Viroconium (from the old Celtic 'Uiroconion' or 'City of the Were-wolf') was established in about AD 58 as a castra for the Legio XIV Gemina during their invasion of Roman Wales. They were later replaced by the Legio XX Valeria Victrix until the fortress was abandoned by the military around AD 88 and taken over by the civilian settlement that had grown up around the fort. By 130, it had expanded to cover an area of more than 173 acres. It then had many public buildings, including thermae and a colonnaded forum dedicated to Hadrian as shown by the remains of an inscription. Simpler temples and shops have also been excavated. At its peak, Viroconium is estimated to have been the fourth largest Roman settlement in Britain with a population of more than 15,000. Following the end of Roman rule in Britain around 410, the Cornovii seem to have divided into Pengwern and Powys. The later minor Magonsæte sub-kingdom of the Angles emerged in the area when Oswiu conquered Pengwern in 656. Viroconium may have served as the early sub-Roman capital of Powys. The city has been variously identified with the Cair Urnarc and Cair Guricon which appeared in the Historia Brittonum's list of the 28 civitates of Britain.
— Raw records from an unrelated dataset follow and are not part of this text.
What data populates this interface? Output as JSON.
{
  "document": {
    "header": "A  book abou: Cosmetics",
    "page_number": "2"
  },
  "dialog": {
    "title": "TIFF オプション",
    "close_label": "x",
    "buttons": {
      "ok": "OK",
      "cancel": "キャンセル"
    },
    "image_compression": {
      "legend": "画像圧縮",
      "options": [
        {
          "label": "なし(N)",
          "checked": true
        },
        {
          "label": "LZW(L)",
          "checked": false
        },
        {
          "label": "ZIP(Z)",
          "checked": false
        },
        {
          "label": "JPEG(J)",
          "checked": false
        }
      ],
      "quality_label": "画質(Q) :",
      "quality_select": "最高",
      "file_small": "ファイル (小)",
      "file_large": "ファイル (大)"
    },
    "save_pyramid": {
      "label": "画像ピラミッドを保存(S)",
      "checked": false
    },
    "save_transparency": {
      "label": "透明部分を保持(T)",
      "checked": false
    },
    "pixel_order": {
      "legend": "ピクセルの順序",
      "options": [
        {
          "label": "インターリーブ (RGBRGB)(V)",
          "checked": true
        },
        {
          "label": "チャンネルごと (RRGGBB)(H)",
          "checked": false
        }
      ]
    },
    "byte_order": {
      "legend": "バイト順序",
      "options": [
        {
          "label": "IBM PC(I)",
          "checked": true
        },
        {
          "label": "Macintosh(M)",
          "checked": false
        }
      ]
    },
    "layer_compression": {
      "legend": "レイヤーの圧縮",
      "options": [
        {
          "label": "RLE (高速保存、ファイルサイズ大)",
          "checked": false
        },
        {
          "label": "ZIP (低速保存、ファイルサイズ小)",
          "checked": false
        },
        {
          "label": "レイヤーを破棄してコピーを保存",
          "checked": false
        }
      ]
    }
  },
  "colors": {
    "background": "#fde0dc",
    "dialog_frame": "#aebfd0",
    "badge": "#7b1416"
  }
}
Town life in Viroconium continued in the fifth century, but many of the buildings fell into disrepair. Between 530 and 570, when most Roman urban sites and villas in Britain were being abandoned, there was a substantial rebuilding programme. The old basilica was carefully demolished and replaced with new timber-framed buildings on rubble platforms. These probably included a very large two-storey building and a number of storage buildings and houses. In all, 33 new buildings were "carefully planned and executed" and "skillfully constructed to Roman measurements using a trained labour force". Who instigated this rebuilding programme is not known, but it may have been a bishop. Some of the buildings were renewed three times, and the community probably lasted about 75 years until, for some reason, many of the buildings were dismantled. The site was probably abandoned peacefully in the second half of the seventh century or the beginning of the eighth. The court of Powys is believed to have moved to Mathrafal sometime before 717 following famine and plague in its original location.
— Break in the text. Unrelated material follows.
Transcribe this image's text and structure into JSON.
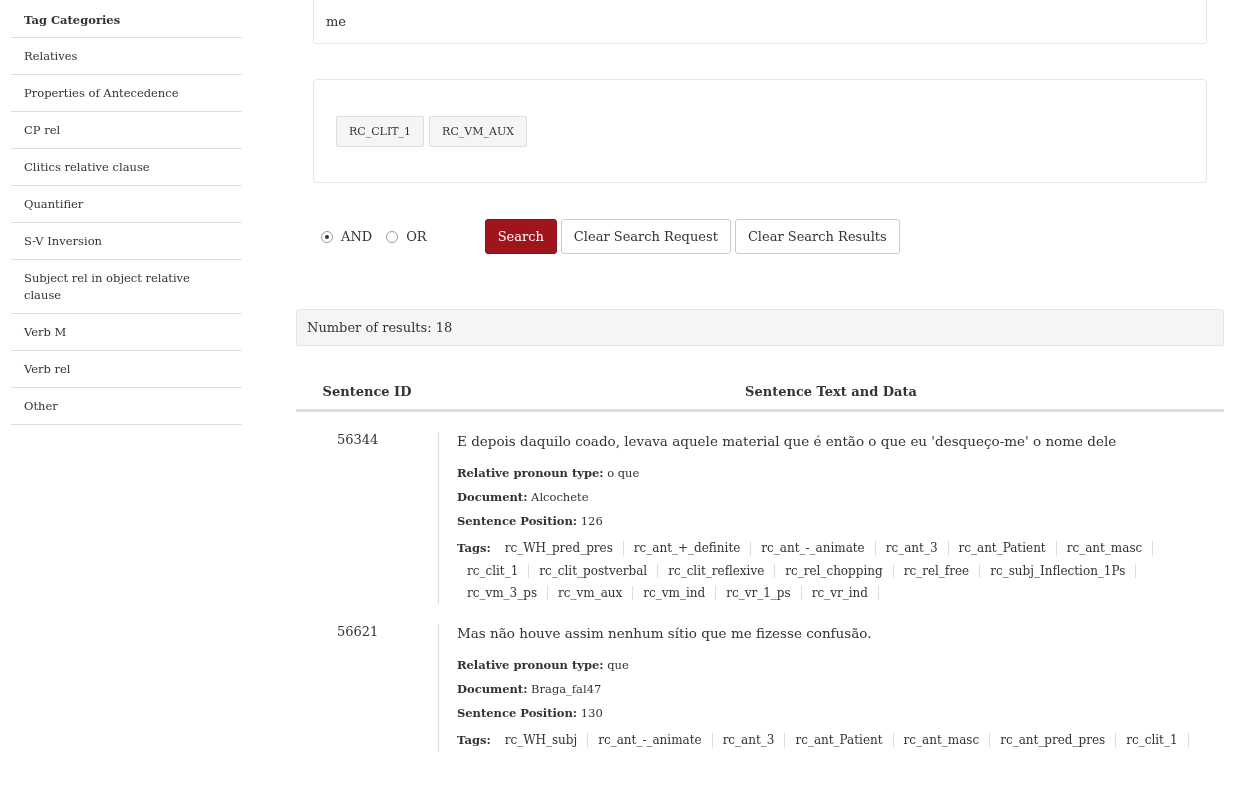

Some remains are still standing, and further buildings have been excavated. These include "the Old Work" (an archway, part of the baths' frigidarium and the largest free-standing Roman ruin in England) and the remains of a baths complex. These are on display to the public and, along with a small museum, are looked after by English Heritage under the name "Wroxeter Roman City". Some of the more important finds are housed in Rowley's House Museum in Shrewsbury. Most of the town still remains buried, but it has largely been mapped through geophysical survey and aerial archaeology. A reconstructed Roman villa was opened to the public on 19 February 2011 to give visitors an insight into Roman building techniques and how the Romans lived. Ramped access to the visitor centre. Site mostly accessible. Manual wheelchair users are advised to bring an assistant. Disabled parking is located 8 metres from the entrance, please note there are uneven surfaces. Assistance dogs are welcome, A water bowl is available on the grassed area outside the shop entrance. There are accessible toilets. The Education centre (may be booked in advance) has pottery, fabric and armour to touch. Bird song on site. There are Braille guides available.
Location : Wroxeter Roman City, Wroxeter, near Shrewsbury, Shropshire, SY5 6PH
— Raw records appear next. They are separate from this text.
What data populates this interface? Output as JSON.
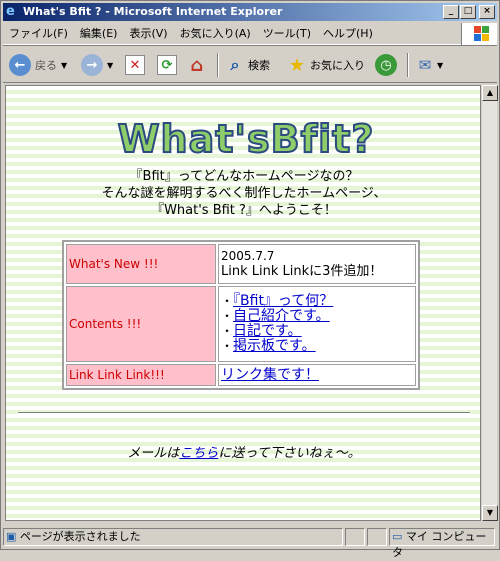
{
  "window": {
    "title": "What's Bfit ? - Microsoft Internet Explorer"
  },
  "menu": [
    "ファイル(F)",
    "編集(E)",
    "表示(V)",
    "お気に入り(A)",
    "ツール(T)",
    "ヘルプ(H)"
  ],
  "toolbar": {
    "back_label": "戻る",
    "search_label": "検索",
    "favorites_label": "お気に入り"
  },
  "page": {
    "logo": "What'sBfit?",
    "intro_lines": [
      "『Bfit』ってどんなホームページなの？",
      "そんな謎を解明するべく制作したホームページ、",
      "『What's Bfit ?』へようこそ！"
    ],
    "rows": {
      "new": {
        "heading": "What's New !!!",
        "date": "2005.7.7",
        "text": "Link Link Linkに3件追加！"
      },
      "contents": {
        "heading": "Contents !!!",
        "links": [
          "『Bfit』って何？",
          "自己紹介です。",
          "日記です。",
          "掲示板です。"
        ]
      },
      "links": {
        "heading": "Link Link Link!!!",
        "link": "リンク集です！"
      }
    },
    "mail": {
      "before": "メールは",
      "link": "こちら",
      "after": "に送って下さいねぇ〜。"
    }
  },
  "status": {
    "text": "ページが表示されました",
    "zone": "マイ コンピュータ"
  },
  "colors": {
    "title_start": "#0a246a",
    "heading_bg": "#ffbfcb",
    "heading_fg": "#cc0000",
    "link": "#0000cc"
  }
}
Transport: Shrewsbury (National Rail) then bus. Bus Routes : Arriva 96 from Shrewsbury.
Opening Times : Daily 10:00 to 18:00
Tickets : Adults £6.60; Concessions $5.90; Children (5 - 15) £4.00
Tel: 0370 333 1181